• _REQUIRED WORK_:
The response should consist of the data below, copied exactly, with no pictures in it.

• _INPUT DATA_:
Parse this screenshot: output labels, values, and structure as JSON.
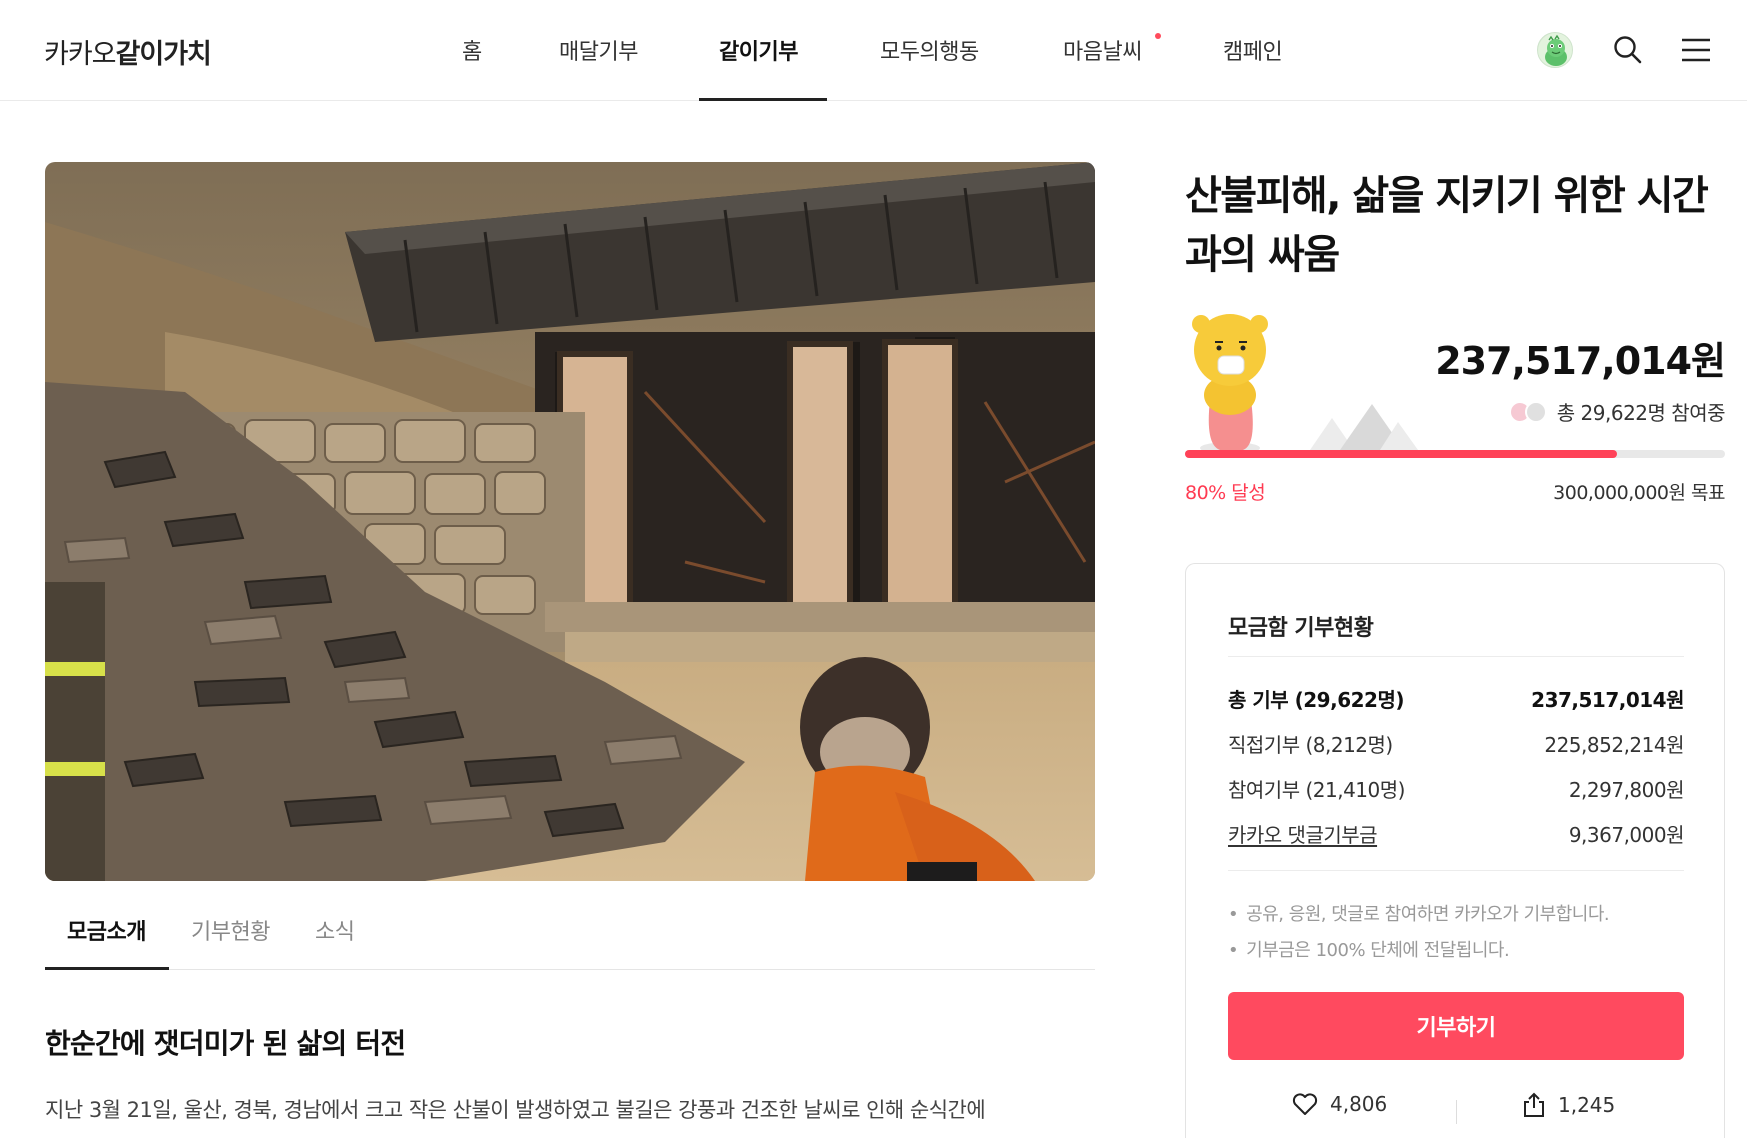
{
  "header": {
    "logo_prefix": "카카오",
    "logo_main": "같이가치",
    "nav": [
      {
        "label": "홈"
      },
      {
        "label": "매달기부"
      },
      {
        "label": "같이기부"
      },
      {
        "label": "모두의행동"
      },
      {
        "label": "마음날씨"
      },
      {
        "label": "캠페인"
      }
    ],
    "active_nav": "같이기부"
  },
  "tabs": [
    {
      "label": "모금소개"
    },
    {
      "label": "기부현황"
    },
    {
      "label": "소식"
    }
  ],
  "article": {
    "heading": "한순간에 잿더미가 된 삶의 터전",
    "body": "지난 3월 21일, 울산, 경북, 경남에서 크고 작은 산불이 발생하였고 불길은 강풍과 건조한 날씨로 인해 순식간에"
  },
  "campaign": {
    "title": "산불피해, 삶을 지키기 위한 시간과의 싸움",
    "amount": "237,517,014원",
    "participants": "총 29,622명 참여중",
    "progress_percent": 80,
    "achievement": "80% 달성",
    "goal": "300,000,000원 목표"
  },
  "donation_box": {
    "title": "모금함 기부현황",
    "rows": [
      {
        "label": "총 기부 (29,622명)",
        "value": "237,517,014원"
      },
      {
        "label": "직접기부 (8,212명)",
        "value": "225,852,214원"
      },
      {
        "label": "참여기부 (21,410명)",
        "value": "2,297,800원"
      },
      {
        "label": "카카오 댓글기부금",
        "value": "9,367,000원"
      }
    ],
    "notes": [
      "공유, 응원, 댓글로 참여하면 카카오가 기부합니다.",
      "기부금은 100% 단체에 전달됩니다."
    ],
    "donate_label": "기부하기",
    "likes": "4,806",
    "shares": "1,245"
  },
  "colors": {
    "accent": "#ff4a5f",
    "progress": "#ff4258",
    "achieve_text": "#ff3b52"
  }
}
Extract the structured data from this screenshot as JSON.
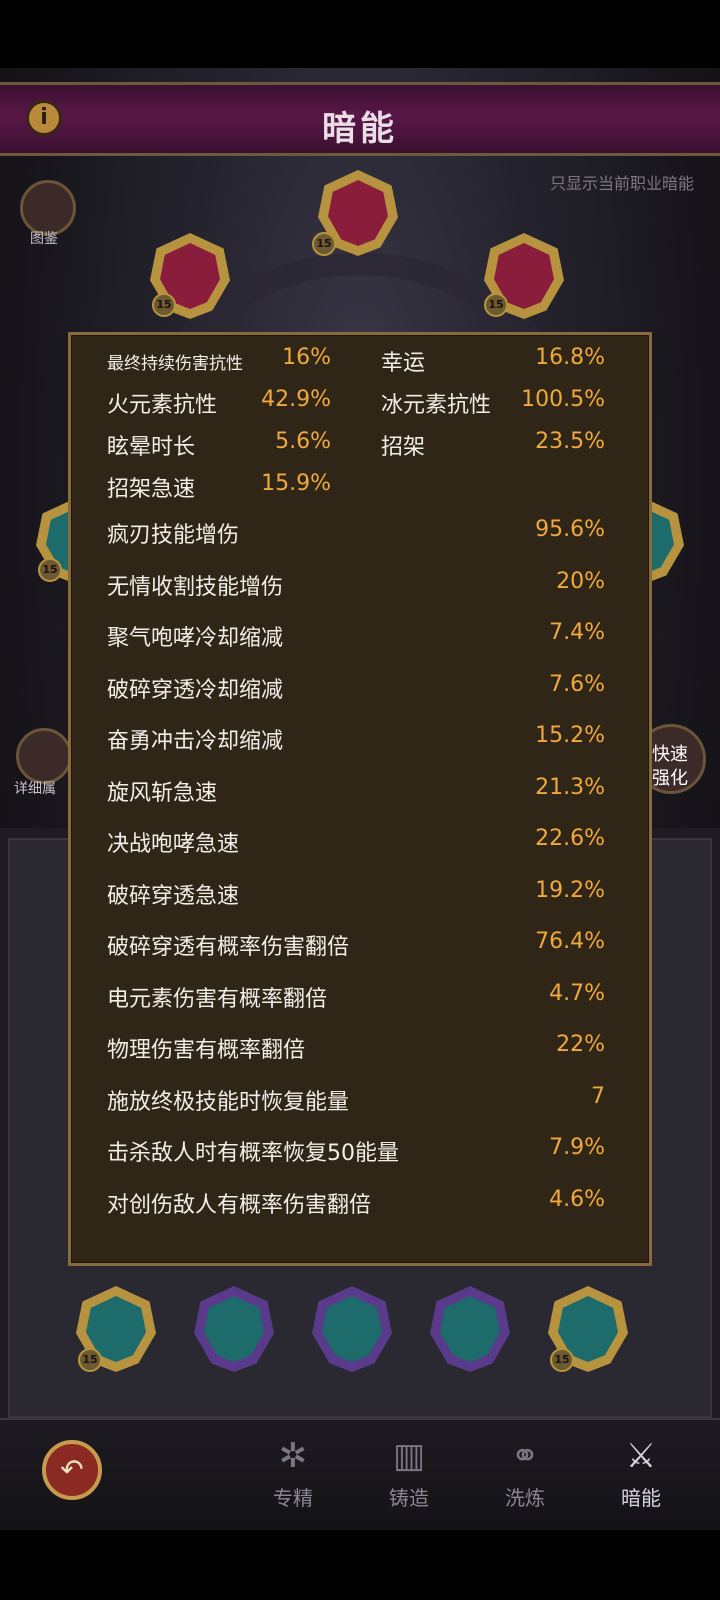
{
  "title": "暗能",
  "info_icon": "i",
  "filter_label": "只显示当前职业暗能",
  "side": {
    "codex_label": "图鉴",
    "detail_label": "详细属",
    "quick_label_1": "快速",
    "quick_label_2": "强化"
  },
  "gems": {
    "level": "15"
  },
  "stats_pairs": [
    {
      "left_name": "最终持续伤害抗性",
      "left_value": "16%",
      "right_name": "幸运",
      "right_value": "16.8%"
    },
    {
      "left_name": "火元素抗性",
      "left_value": "42.9%",
      "right_name": "冰元素抗性",
      "right_value": "100.5%"
    },
    {
      "left_name": "眩晕时长",
      "left_value": "5.6%",
      "right_name": "招架",
      "right_value": "23.5%"
    },
    {
      "left_name": "招架急速",
      "left_value": "15.9%",
      "right_name": "",
      "right_value": ""
    }
  ],
  "stats_list": [
    {
      "name": "疯刃技能增伤",
      "value": "95.6%"
    },
    {
      "name": "无情收割技能增伤",
      "value": "20%"
    },
    {
      "name": "聚气咆哮冷却缩减",
      "value": "7.4%"
    },
    {
      "name": "破碎穿透冷却缩减",
      "value": "7.6%"
    },
    {
      "name": "奋勇冲击冷却缩减",
      "value": "15.2%"
    },
    {
      "name": "旋风斩急速",
      "value": "21.3%"
    },
    {
      "name": "决战咆哮急速",
      "value": "22.6%"
    },
    {
      "name": "破碎穿透急速",
      "value": "19.2%"
    },
    {
      "name": "破碎穿透有概率伤害翻倍",
      "value": "76.4%"
    },
    {
      "name": "电元素伤害有概率翻倍",
      "value": "4.7%"
    },
    {
      "name": "物理伤害有概率翻倍",
      "value": "22%"
    },
    {
      "name": "施放终极技能时恢复能量",
      "value": "7"
    },
    {
      "name": "击杀敌人时有概率恢复50能量",
      "value": "7.9%"
    },
    {
      "name": "对创伤敌人有概率伤害翻倍",
      "value": "4.6%"
    }
  ],
  "nav": [
    {
      "label": "专精",
      "icon": "tree-icon"
    },
    {
      "label": "铸造",
      "icon": "anvil-icon"
    },
    {
      "label": "洗炼",
      "icon": "circles-icon"
    },
    {
      "label": "暗能",
      "icon": "dark-energy-icon"
    }
  ],
  "colors": {
    "value": "#f1a83d",
    "title_bar": "#5a1748",
    "popup_bg": "#2f2618",
    "popup_border": "#8a6a3a"
  }
}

• _REPLY_:
Parse this screenshot: output labels, values, and structure as JSON.
{
  "header": {
    "logo_prefix": "카카오",
    "logo_main": "같이가치",
    "nav": [
      {
        "label": "홈"
      },
      {
        "label": "매달기부"
      },
      {
        "label": "같이기부"
      },
      {
        "label": "모두의행동"
      },
      {
        "label": "마음날씨"
      },
      {
        "label": "캠페인"
      }
    ],
    "active_nav": "같이기부"
  },
  "tabs": [
    {
      "label": "모금소개"
    },
    {
      "label": "기부현황"
    },
    {
      "label": "소식"
    }
  ],
  "article": {
    "heading": "한순간에 잿더미가 된 삶의 터전",
    "body": "지난 3월 21일, 울산, 경북, 경남에서 크고 작은 산불이 발생하였고 불길은 강풍과 건조한 날씨로 인해 순식간에"
  },
  "campaign": {
    "title": "산불피해, 삶을 지키기 위한 시간과의 싸움",
    "amount": "237,517,014원",
    "participants": "총 29,622명 참여중",
    "progress_percent": 80,
    "achievement": "80% 달성",
    "goal": "300,000,000원 목표"
  },
  "donation_box": {
    "title": "모금함 기부현황",
    "rows": [
      {
        "label": "총 기부 (29,622명)",
        "value": "237,517,014원"
      },
      {
        "label": "직접기부 (8,212명)",
        "value": "225,852,214원"
      },
      {
        "label": "참여기부 (21,410명)",
        "value": "2,297,800원"
      },
      {
        "label": "카카오 댓글기부금",
        "value": "9,367,000원"
      }
    ],
    "notes": [
      "공유, 응원, 댓글로 참여하면 카카오가 기부합니다.",
      "기부금은 100% 단체에 전달됩니다."
    ],
    "donate_label": "기부하기",
    "likes": "4,806",
    "shares": "1,245"
  },
  "colors": {
    "accent": "#ff4a5f",
    "progress": "#ff4258",
    "achieve_text": "#ff3b52"
  }
}
Extract the structured data from this screenshot as JSON.
{
  "title": "暗能",
  "info_icon": "i",
  "filter_label": "只显示当前职业暗能",
  "side": {
    "codex_label": "图鉴",
    "detail_label": "详细属",
    "quick_label_1": "快速",
    "quick_label_2": "强化"
  },
  "gems": {
    "level": "15"
  },
  "stats_pairs": [
    {
      "left_name": "最终持续伤害抗性",
      "left_value": "16%",
      "right_name": "幸运",
      "right_value": "16.8%"
    },
    {
      "left_name": "火元素抗性",
      "left_value": "42.9%",
      "right_name": "冰元素抗性",
      "right_value": "100.5%"
    },
    {
      "left_name": "眩晕时长",
      "left_value": "5.6%",
      "right_name": "招架",
      "right_value": "23.5%"
    },
    {
      "left_name": "招架急速",
      "left_value": "15.9%",
      "right_name": "",
      "right_value": ""
    }
  ],
  "stats_list": [
    {
      "name": "疯刃技能增伤",
      "value": "95.6%"
    },
    {
      "name": "无情收割技能增伤",
      "value": "20%"
    },
    {
      "name": "聚气咆哮冷却缩减",
      "value": "7.4%"
    },
    {
      "name": "破碎穿透冷却缩减",
      "value": "7.6%"
    },
    {
      "name": "奋勇冲击冷却缩减",
      "value": "15.2%"
    },
    {
      "name": "旋风斩急速",
      "value": "21.3%"
    },
    {
      "name": "决战咆哮急速",
      "value": "22.6%"
    },
    {
      "name": "破碎穿透急速",
      "value": "19.2%"
    },
    {
      "name": "破碎穿透有概率伤害翻倍",
      "value": "76.4%"
    },
    {
      "name": "电元素伤害有概率翻倍",
      "value": "4.7%"
    },
    {
      "name": "物理伤害有概率翻倍",
      "value": "22%"
    },
    {
      "name": "施放终极技能时恢复能量",
      "value": "7"
    },
    {
      "name": "击杀敌人时有概率恢复50能量",
      "value": "7.9%"
    },
    {
      "name": "对创伤敌人有概率伤害翻倍",
      "value": "4.6%"
    }
  ],
  "nav": [
    {
      "label": "专精",
      "icon": "tree-icon"
    },
    {
      "label": "铸造",
      "icon": "anvil-icon"
    },
    {
      "label": "洗炼",
      "icon": "circles-icon"
    },
    {
      "label": "暗能",
      "icon": "dark-energy-icon"
    }
  ],
  "colors": {
    "value": "#f1a83d",
    "title_bar": "#5a1748",
    "popup_bg": "#2f2618",
    "popup_border": "#8a6a3a"
  }
}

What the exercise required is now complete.